Board members needed to conduct business till end
A recent exodus by Trumbull Transit Board members in the months leading up to the board’s expected dissolution is making it difficult to conduct the business needed to wind down operations there.
Trumbull commissioners moved earlier this year to begin dissolving the transit board. This process takes about six months, so the board is expected to be disbanded in August.
Under state guidelines, the transit board must be dissolved before Trumbull County can become an official part of the Western Reserve Transit Authority public transportation system. Rules preclude the existence of more than one transit authority or board in any given transit system. Though commissioners, the WRTA board, the Mahoning County commissioners and Youngstown City Council have yet to vote on resolutions to allow Trumbull County to join WRTA, proposed resolutions now are being reviewed by attorneys.
We agree with the decision by commissioners to dismantle the board. In fact, we have been calling for this action for more than a year now — well before steps were initiated to join WRTA. We had called for commissioners to fold the board and turn oversight of local public transportation issues over to Trumbull County transportation administrator Michael Salamone. Frankly, with or without WRTA’s involvement, we believe the Trumbull Transit Board is unnecessary going forward.
For now, however, the board still exists and action to close out the books and end the board’s operations is needed. The most important items of business involve handling state grant funds already allocated by writing and executing a split agreement with WRTA to transfer the county’s transit funds now under the control of the transit board to WRTA to be used on transit-related projects in Trumbull County.
This type of formal business cannot be conducted with less than a quorum of four board members.
In recent months, however, two transit board members, Linda Kirkland and Duane Hennen, have resigned.

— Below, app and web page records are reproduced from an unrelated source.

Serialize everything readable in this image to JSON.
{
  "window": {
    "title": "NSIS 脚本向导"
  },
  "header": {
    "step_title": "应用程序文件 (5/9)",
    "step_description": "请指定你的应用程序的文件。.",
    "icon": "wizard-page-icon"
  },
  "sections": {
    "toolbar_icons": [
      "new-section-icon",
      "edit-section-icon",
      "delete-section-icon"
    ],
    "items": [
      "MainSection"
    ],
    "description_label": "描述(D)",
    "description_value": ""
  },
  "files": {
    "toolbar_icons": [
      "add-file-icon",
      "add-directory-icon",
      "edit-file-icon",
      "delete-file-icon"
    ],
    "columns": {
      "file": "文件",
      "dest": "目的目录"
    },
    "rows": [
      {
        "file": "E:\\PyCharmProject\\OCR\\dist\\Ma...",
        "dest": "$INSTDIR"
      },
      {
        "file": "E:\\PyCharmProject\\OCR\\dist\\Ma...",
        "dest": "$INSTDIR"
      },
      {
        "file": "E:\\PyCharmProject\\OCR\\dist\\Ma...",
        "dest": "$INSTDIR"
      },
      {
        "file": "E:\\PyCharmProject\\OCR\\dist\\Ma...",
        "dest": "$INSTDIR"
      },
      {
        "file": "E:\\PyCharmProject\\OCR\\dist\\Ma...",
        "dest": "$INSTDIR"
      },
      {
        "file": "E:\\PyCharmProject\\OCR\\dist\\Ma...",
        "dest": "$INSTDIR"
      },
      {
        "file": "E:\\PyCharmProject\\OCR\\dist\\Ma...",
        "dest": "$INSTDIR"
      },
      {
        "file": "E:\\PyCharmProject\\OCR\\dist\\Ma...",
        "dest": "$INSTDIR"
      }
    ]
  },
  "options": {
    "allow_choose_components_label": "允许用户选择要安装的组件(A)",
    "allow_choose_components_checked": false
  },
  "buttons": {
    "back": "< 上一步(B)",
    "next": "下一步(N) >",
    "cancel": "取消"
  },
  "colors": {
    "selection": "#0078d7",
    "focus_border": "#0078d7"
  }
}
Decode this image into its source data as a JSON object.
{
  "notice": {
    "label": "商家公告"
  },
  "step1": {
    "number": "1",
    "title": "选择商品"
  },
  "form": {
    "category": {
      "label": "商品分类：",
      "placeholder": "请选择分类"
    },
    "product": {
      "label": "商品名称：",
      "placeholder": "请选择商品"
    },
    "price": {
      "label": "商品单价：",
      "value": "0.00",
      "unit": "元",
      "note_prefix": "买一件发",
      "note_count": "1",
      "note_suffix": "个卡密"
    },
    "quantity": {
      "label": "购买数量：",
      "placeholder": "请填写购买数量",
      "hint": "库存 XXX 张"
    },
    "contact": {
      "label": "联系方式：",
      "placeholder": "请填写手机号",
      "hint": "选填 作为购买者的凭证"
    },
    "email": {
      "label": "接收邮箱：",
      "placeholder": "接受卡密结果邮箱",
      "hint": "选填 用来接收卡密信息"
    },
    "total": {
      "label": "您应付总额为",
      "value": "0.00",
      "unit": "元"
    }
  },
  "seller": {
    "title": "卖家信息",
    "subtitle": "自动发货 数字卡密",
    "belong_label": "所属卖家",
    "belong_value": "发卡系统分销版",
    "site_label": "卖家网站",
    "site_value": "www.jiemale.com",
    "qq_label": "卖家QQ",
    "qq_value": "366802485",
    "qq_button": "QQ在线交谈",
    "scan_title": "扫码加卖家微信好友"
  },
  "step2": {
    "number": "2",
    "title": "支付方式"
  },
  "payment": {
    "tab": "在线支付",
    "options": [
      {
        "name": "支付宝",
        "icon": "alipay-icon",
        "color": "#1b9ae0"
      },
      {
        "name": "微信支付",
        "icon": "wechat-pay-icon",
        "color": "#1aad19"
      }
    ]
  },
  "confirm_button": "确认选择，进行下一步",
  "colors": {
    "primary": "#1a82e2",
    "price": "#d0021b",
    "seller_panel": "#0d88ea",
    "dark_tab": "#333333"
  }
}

And before that, board members John Fowler II and Robert Faulkner saw their terms expire. Commissioners never appointed replacements to those two seats.
The loss of these four members leaves the seven-member board with just three members, rendering the board impotent.
Now, we are pleased to see that Mark Hess, who has served in various capacities with Trumbull Transit and is extremely knowledgeable on its issues, is agreeable to taking over a vacant board seat, at least for the next few months.
When asked about his interest in helping to serve out the board’s final months, Hess said he would “follow the wishes of the commissioners and see that the board is resolved properly.”
Now, we urge the remaining Trumbull County Transit Board members who might be considering stepping down before the end of the board’s existence to reconsider. That’s because the involvement of all remaining members is critical as the future of this board winds down to an end.